With the new VM service and the customizable VM classes, you can help the developer align their nodes to the infrastructure. Infrastructure details are not always visible at the Kubernetes layers, and maybe not all developers are keen to learn about the intricacies of your environment. The VM service allows you to publish only the VM classes you see fit for that particular application project. One of the reasons could be the avoidance of monster-VM deployment. Before this update, developers could have deployed a six worker node Kubernetes cluster using the guaranteed 8XLarge class (each worker node equipped with 32 vCPUs, 128Gi all reserved), granted if your hosts config is sufficient. But the restriction is only one angle to this situation. Long-lived relationships are typically symbiotic of nature, and powerplays typically don’t help build relationships between developers and the InfraOps team. What would be better is to align it with the NUMA configuration of the ESXi hosts within the cluster.

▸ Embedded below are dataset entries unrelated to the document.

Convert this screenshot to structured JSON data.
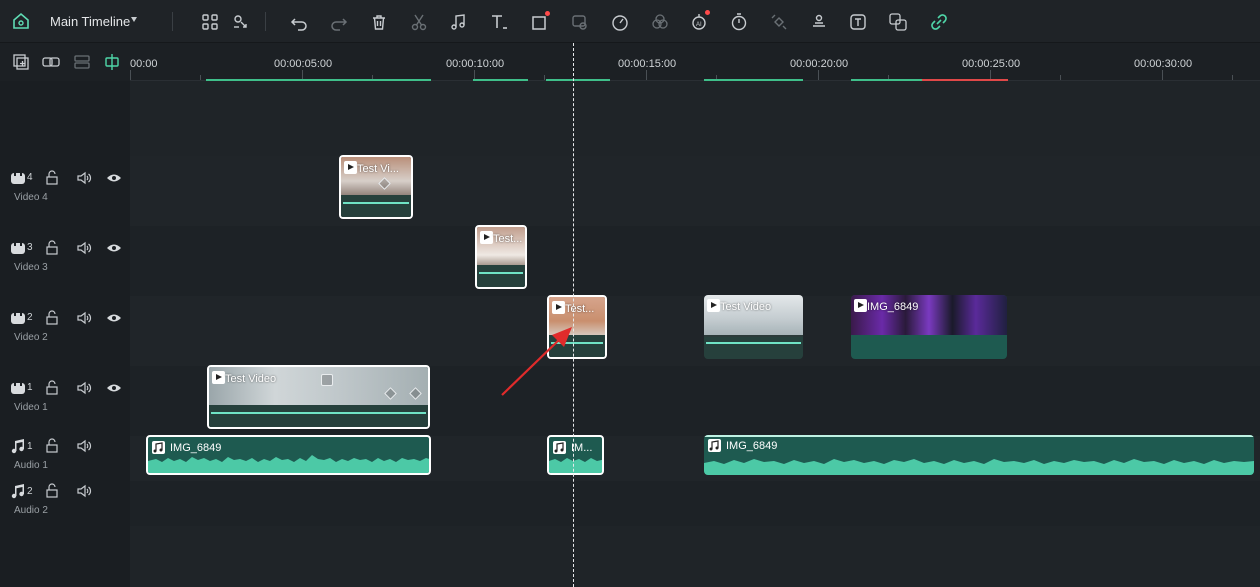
{
  "toolbar": {
    "title": "Main Timeline",
    "icons": [
      "apps-icon",
      "link-clips-icon",
      "undo-icon",
      "redo-icon",
      "delete-icon",
      "cut-icon",
      "audio-icon",
      "text-icon",
      "crop-icon",
      "mask-icon",
      "speed-icon",
      "color-icon",
      "ai-tools-icon",
      "timer-icon",
      "keyframe-icon",
      "stabilize-icon",
      "auto-text-icon",
      "translate-icon",
      "link-icon"
    ]
  },
  "ruler": {
    "ticks": [
      "00:00",
      "00:00:05:00",
      "00:00:10:00",
      "00:00:15:00",
      "00:00:20:00",
      "00:00:25:00",
      "00:00:30:00"
    ]
  },
  "tracks": [
    {
      "type": "video",
      "number": "4",
      "name": "Video 4"
    },
    {
      "type": "video",
      "number": "3",
      "name": "Video 3"
    },
    {
      "type": "video",
      "number": "2",
      "name": "Video 2"
    },
    {
      "type": "video",
      "number": "1",
      "name": "Video 1"
    },
    {
      "type": "audio",
      "number": "1",
      "name": "Audio 1"
    },
    {
      "type": "audio",
      "number": "2",
      "name": "Audio 2"
    }
  ],
  "clips": {
    "v4": "Test Vi...",
    "v3": "Test...",
    "v2a": "Test...",
    "v2b": "Test Video",
    "v2c": "IMG_6849",
    "v1": "Test Video",
    "a1a": "IMG_6849",
    "a1b": "IM...",
    "a1c": "IMG_6849"
  },
  "colors": {
    "accent": "#6fe3c5",
    "render_ok": "#3fbf8a",
    "render_bad": "#e04848",
    "annotation_arrow": "#e02b2b",
    "selection": "#ffffff"
  }
}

Click through for more detail. This is aimed particularly at operations people running Kubernetes clusters over VMware.